4. Configuration: Ensure EHR platforms have been configured to integrate with CDSS and updated to comply with latest interoperability standards
5. Computation: Define metrics that measure performance of each CDS element and outline a clear process for monitoring to tweak elements that are underperforming
Following the appointment of a vendor, healthcare organizations should further establish governance structures and develop a clinical knowledge management framework that can consistently track and improve effectiveness of their chosen CDSS platform. In all, keeping in mind the above considerations will enable providers to better chart out their journey towards a successful CDSS adoption.
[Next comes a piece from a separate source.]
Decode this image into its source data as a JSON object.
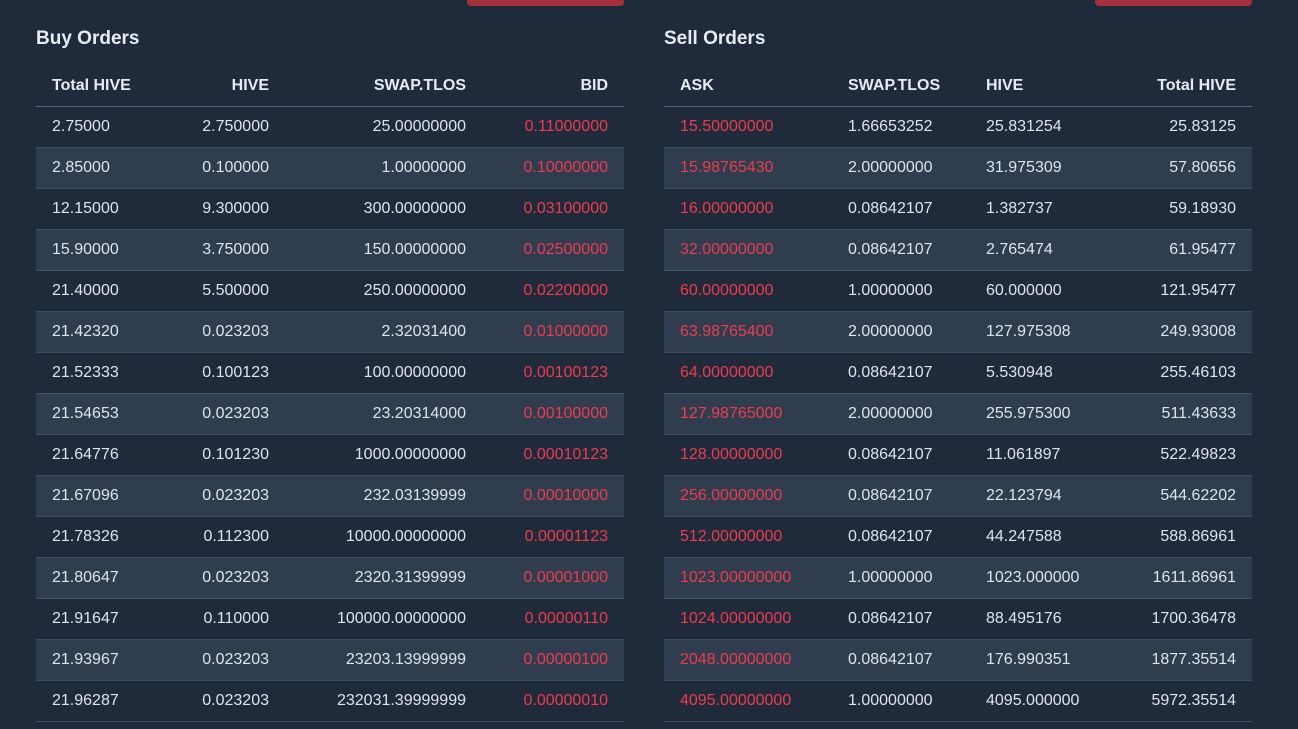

With the deluge of evidence that is often fallible and slow to diffuse into clinical practice, along with advanced EHR platform integration requirements, hospitals must reconsider their likely initial inclination towards building their own CDSS. A number of major initial and ongoing challenges with home-grown solutions, including care replacement costs, time and effort to constantly update evidence; usability; implementation and maintenance costs; and accepted functional practice integration can be overcome with the purchase of proprietary CDSS. Overall, the selection of CDSS should also involve the clinical team from the start, as well as careful selection of vendors who show a high level of willingness to partner in the transformation journey.